#### [WORK ITEM]
Nothing but a number is expected: the count of lines in the data below that include "true".

————————

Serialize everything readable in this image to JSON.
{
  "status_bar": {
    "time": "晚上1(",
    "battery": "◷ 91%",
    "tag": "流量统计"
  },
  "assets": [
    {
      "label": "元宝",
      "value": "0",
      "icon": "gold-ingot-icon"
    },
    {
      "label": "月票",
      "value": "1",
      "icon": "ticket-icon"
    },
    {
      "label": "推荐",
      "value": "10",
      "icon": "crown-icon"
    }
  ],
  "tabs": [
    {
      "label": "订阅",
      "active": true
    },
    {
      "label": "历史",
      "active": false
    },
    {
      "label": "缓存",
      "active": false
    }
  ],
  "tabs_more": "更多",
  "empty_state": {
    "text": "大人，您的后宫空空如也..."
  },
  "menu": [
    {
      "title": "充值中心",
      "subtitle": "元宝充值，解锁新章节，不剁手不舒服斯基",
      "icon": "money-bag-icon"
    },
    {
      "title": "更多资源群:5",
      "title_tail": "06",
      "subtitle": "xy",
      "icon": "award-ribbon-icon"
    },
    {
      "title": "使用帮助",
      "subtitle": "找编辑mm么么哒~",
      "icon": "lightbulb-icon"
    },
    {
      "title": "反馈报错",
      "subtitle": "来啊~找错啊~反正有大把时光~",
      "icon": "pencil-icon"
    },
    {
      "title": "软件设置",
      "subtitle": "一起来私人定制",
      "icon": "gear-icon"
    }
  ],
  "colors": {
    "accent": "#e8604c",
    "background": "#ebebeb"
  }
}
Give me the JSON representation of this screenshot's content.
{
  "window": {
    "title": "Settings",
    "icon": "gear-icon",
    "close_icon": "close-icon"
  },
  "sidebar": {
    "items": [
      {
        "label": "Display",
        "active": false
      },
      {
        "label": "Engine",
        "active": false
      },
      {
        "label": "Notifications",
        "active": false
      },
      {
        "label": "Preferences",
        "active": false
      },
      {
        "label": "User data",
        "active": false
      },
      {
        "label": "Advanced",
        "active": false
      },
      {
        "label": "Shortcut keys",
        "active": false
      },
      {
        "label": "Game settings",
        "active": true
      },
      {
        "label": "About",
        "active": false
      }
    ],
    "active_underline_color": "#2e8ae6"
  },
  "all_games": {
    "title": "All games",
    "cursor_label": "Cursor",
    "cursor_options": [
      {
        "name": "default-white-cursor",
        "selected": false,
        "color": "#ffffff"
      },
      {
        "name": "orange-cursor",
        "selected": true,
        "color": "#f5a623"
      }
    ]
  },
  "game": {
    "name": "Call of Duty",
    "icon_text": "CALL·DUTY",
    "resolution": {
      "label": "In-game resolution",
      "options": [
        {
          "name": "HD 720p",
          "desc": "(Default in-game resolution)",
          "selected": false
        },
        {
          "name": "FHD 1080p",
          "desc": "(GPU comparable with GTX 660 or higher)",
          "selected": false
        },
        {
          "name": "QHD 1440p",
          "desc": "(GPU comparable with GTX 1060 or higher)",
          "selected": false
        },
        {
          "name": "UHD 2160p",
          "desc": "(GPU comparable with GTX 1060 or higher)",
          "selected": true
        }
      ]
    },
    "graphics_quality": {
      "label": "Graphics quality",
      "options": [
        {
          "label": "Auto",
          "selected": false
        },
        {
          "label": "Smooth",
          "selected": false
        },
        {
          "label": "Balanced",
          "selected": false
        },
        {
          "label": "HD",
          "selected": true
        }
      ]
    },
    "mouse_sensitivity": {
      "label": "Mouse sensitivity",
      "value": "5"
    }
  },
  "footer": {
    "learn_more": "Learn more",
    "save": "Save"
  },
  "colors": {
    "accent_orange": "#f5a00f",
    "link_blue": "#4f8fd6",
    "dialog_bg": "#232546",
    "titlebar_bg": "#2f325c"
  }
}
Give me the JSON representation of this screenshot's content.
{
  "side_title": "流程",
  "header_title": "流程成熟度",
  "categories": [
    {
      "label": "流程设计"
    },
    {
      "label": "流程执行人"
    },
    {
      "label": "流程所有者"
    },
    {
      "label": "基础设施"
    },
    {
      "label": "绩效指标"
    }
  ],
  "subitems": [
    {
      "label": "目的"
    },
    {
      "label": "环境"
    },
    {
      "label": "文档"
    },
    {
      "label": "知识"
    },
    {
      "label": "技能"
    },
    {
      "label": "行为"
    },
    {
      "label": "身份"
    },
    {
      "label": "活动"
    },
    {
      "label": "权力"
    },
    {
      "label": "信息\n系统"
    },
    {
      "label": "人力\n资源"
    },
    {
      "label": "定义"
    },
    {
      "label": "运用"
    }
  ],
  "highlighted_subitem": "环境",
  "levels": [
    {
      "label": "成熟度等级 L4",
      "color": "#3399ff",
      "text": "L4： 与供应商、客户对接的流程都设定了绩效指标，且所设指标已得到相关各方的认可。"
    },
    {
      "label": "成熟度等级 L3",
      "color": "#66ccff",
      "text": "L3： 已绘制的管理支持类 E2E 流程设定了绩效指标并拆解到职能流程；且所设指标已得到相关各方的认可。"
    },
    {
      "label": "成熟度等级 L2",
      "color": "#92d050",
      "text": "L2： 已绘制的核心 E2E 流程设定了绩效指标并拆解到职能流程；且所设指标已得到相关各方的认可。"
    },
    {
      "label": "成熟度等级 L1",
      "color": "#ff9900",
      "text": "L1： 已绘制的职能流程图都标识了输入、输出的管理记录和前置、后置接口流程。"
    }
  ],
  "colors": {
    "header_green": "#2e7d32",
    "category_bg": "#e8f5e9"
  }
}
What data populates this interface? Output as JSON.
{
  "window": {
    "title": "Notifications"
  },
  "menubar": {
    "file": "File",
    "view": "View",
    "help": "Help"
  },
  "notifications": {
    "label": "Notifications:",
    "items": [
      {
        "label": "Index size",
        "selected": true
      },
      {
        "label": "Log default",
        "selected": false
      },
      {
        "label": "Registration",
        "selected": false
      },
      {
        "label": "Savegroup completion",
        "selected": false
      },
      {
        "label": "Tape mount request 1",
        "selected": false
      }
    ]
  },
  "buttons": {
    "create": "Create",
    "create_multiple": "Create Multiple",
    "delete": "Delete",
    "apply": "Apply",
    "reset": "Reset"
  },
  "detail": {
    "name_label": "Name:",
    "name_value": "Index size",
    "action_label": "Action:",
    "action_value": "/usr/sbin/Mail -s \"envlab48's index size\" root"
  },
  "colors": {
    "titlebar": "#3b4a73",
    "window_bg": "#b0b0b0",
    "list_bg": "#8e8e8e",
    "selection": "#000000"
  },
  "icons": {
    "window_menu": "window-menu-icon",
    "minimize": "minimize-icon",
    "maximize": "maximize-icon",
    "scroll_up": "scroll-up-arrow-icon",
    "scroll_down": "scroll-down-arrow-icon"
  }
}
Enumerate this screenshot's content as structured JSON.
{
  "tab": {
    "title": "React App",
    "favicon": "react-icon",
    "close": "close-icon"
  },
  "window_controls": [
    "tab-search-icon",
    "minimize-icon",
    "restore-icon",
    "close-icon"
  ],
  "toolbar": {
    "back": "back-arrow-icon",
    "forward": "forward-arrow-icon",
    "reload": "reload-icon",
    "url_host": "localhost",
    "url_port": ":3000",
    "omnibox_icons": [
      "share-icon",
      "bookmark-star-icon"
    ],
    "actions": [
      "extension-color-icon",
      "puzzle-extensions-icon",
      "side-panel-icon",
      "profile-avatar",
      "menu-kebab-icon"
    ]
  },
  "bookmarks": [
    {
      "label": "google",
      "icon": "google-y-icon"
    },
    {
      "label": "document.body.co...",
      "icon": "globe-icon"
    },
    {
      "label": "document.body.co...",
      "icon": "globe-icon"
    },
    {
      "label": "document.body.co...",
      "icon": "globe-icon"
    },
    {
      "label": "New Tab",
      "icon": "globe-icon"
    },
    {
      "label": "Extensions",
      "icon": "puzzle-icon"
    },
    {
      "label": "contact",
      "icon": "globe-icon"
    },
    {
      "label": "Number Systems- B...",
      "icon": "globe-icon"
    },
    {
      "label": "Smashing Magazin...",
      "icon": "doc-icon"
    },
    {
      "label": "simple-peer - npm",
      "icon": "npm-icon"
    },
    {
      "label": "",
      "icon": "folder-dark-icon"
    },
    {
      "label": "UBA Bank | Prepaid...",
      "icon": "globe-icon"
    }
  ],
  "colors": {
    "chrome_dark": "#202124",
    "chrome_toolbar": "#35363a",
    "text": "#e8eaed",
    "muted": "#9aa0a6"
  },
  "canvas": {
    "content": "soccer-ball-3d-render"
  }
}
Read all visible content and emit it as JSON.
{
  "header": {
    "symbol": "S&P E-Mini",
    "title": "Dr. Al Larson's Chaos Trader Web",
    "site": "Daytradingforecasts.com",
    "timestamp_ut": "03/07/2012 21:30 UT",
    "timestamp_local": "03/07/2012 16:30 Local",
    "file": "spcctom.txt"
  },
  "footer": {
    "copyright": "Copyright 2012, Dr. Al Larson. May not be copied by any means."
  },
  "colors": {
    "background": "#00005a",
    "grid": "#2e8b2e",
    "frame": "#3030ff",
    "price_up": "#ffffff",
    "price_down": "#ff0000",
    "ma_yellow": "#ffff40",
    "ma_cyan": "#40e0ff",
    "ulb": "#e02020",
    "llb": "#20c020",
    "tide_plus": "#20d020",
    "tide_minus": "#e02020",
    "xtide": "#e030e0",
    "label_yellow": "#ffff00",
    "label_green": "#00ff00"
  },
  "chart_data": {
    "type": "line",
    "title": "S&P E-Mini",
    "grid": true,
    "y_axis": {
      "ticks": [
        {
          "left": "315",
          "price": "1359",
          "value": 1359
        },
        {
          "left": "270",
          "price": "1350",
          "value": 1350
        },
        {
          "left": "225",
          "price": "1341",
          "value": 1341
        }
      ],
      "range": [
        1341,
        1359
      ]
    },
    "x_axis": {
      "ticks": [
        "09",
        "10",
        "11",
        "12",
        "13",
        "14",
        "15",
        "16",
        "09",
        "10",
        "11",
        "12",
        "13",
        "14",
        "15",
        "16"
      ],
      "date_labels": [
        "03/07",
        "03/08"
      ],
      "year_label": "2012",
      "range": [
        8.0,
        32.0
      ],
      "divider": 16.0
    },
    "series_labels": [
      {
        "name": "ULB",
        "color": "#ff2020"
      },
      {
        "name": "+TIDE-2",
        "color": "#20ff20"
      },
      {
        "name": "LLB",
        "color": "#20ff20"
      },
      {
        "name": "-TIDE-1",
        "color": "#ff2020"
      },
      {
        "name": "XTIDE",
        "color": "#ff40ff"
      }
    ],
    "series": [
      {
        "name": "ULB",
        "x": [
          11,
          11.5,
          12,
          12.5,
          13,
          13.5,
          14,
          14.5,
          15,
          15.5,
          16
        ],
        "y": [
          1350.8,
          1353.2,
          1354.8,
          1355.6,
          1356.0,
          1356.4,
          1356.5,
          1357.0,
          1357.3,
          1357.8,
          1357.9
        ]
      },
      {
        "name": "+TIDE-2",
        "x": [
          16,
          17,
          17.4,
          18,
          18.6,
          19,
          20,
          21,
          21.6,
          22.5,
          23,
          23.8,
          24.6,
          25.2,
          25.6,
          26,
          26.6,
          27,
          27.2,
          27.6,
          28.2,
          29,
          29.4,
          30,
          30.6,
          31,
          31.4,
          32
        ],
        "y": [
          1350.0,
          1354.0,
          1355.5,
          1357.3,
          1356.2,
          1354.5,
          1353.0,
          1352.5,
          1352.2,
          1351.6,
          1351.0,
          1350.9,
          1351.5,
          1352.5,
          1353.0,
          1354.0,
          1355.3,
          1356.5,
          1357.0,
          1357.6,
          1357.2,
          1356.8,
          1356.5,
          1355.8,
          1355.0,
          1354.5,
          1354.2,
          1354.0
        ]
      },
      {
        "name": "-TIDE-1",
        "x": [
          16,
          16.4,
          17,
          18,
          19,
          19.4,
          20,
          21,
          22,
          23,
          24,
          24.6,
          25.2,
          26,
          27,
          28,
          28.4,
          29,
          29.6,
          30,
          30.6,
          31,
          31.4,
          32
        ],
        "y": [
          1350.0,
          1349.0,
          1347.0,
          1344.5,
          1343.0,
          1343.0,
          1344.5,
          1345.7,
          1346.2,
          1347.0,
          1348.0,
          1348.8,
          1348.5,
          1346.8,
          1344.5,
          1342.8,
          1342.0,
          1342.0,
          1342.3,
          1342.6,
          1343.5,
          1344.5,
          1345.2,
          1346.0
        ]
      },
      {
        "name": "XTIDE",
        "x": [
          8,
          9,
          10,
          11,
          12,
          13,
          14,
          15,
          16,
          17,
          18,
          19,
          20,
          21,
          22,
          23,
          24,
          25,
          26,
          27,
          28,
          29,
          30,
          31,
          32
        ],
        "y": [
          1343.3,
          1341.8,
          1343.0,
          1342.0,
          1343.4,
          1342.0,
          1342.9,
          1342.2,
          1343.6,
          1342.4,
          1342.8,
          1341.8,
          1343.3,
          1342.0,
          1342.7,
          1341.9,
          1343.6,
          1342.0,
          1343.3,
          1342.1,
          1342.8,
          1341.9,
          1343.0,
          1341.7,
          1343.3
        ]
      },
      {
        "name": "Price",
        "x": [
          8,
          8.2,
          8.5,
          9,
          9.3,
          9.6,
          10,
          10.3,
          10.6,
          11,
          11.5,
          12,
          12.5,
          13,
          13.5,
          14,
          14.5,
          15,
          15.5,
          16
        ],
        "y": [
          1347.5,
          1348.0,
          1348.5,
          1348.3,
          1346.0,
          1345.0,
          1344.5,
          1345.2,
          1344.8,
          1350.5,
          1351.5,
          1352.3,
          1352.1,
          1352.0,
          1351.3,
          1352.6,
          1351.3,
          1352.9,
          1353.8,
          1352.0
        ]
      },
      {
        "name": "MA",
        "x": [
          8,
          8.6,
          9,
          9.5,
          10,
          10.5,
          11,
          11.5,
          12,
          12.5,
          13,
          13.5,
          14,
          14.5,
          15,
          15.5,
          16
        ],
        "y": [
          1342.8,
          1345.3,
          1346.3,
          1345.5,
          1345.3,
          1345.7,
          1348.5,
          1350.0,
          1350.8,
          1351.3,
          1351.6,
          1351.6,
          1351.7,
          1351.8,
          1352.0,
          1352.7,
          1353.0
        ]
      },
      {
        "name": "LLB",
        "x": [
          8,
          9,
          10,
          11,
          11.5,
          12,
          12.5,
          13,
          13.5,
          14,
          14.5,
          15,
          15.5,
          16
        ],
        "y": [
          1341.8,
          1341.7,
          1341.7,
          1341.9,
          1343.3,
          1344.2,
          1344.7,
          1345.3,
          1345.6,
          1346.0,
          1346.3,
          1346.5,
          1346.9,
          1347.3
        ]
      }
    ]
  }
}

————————

#### [YOUR SOLUTION]
7